◆ **TASK PROMPT**
Copy every record word for word.

◆ **SOURCE MATERIAL**

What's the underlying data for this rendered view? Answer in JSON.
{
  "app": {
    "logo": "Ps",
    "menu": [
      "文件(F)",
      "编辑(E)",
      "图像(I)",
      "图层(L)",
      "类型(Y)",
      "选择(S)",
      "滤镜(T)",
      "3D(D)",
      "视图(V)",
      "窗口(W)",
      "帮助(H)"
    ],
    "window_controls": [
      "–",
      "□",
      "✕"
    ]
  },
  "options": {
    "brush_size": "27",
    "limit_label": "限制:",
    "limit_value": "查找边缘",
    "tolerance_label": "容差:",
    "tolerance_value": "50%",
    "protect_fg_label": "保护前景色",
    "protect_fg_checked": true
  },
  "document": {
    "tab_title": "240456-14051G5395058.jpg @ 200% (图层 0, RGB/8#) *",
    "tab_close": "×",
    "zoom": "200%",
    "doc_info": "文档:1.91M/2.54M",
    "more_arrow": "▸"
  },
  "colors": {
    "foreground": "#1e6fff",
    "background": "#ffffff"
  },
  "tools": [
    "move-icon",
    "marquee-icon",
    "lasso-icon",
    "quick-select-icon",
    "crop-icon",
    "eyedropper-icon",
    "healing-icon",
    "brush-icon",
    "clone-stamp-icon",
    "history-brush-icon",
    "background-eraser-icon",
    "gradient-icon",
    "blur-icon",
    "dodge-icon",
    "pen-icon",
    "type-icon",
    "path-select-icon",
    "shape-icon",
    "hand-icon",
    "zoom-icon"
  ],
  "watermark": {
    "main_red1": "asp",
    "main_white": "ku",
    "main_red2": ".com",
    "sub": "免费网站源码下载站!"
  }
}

◆ **RESULT OF THE EXERCISE**
What's the underlying data for this rendered view? Answer in JSON.
{
  "app": {
    "logo": "Ps",
    "menu": [
      "文件(F)",
      "编辑(E)",
      "图像(I)",
      "图层(L)",
      "类型(Y)",
      "选择(S)",
      "滤镜(T)",
      "3D(D)",
      "视图(V)",
      "窗口(W)",
      "帮助(H)"
    ],
    "window_controls": [
      "–",
      "□",
      "✕"
    ]
  },
  "options": {
    "brush_size": "27",
    "limit_label": "限制:",
    "limit_value": "查找边缘",
    "tolerance_label": "容差:",
    "tolerance_value": "50%",
    "protect_fg_label": "保护前景色",
    "protect_fg_checked": true
  },
  "document": {
    "tab_title": "240456-14051G5395058.jpg @ 200% (图层 0, RGB/8#) *",
    "tab_close": "×",
    "zoom": "200%",
    "doc_info": "文档:1.91M/2.54M",
    "more_arrow": "▸"
  },
  "colors": {
    "foreground": "#1e6fff",
    "background": "#ffffff"
  },
  "tools": [
    "move-icon",
    "marquee-icon",
    "lasso-icon",
    "quick-select-icon",
    "crop-icon",
    "eyedropper-icon",
    "healing-icon",
    "brush-icon",
    "clone-stamp-icon",
    "history-brush-icon",
    "background-eraser-icon",
    "gradient-icon",
    "blur-icon",
    "dodge-icon",
    "pen-icon",
    "type-icon",
    "path-select-icon",
    "shape-icon",
    "hand-icon",
    "zoom-icon"
  ],
  "watermark": {
    "main_red1": "asp",
    "main_white": "ku",
    "main_red2": ".com",
    "sub": "免费网站源码下载站!"
  }
}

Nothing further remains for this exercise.